(DATA FOR THIS TASK Opens)
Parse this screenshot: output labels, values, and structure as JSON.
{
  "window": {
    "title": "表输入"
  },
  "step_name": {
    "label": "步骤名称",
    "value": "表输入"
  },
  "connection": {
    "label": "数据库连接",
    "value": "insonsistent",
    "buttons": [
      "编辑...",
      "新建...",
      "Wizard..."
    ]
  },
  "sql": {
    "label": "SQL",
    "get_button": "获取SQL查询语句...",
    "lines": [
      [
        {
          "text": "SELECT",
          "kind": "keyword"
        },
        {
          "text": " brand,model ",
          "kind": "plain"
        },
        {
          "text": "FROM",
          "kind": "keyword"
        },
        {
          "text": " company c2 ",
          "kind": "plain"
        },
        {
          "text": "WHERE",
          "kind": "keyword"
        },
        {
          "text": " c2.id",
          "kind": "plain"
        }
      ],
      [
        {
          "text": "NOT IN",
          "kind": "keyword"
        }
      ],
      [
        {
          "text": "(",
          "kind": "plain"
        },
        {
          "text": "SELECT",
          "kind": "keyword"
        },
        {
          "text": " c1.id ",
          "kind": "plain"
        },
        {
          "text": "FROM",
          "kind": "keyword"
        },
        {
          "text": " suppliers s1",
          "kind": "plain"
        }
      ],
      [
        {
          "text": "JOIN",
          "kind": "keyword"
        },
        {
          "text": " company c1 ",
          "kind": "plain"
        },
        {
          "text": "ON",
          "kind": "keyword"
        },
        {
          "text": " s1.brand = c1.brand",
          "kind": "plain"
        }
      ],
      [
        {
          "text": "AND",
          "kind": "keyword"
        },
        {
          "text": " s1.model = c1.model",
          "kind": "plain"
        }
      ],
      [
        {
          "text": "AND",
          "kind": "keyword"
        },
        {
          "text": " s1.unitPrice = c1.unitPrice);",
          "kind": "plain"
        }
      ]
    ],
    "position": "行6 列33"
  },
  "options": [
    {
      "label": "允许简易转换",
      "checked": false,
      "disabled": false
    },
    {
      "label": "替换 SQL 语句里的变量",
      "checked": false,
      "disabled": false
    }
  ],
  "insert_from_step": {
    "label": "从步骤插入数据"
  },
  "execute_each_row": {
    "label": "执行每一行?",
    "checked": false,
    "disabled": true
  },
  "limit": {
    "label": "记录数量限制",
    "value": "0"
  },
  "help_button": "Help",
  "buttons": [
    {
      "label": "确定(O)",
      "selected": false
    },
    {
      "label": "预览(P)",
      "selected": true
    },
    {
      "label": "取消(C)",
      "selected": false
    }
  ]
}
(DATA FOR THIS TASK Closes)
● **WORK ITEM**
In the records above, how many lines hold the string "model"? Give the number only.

● **RESPONSE TO THIS TASK**
2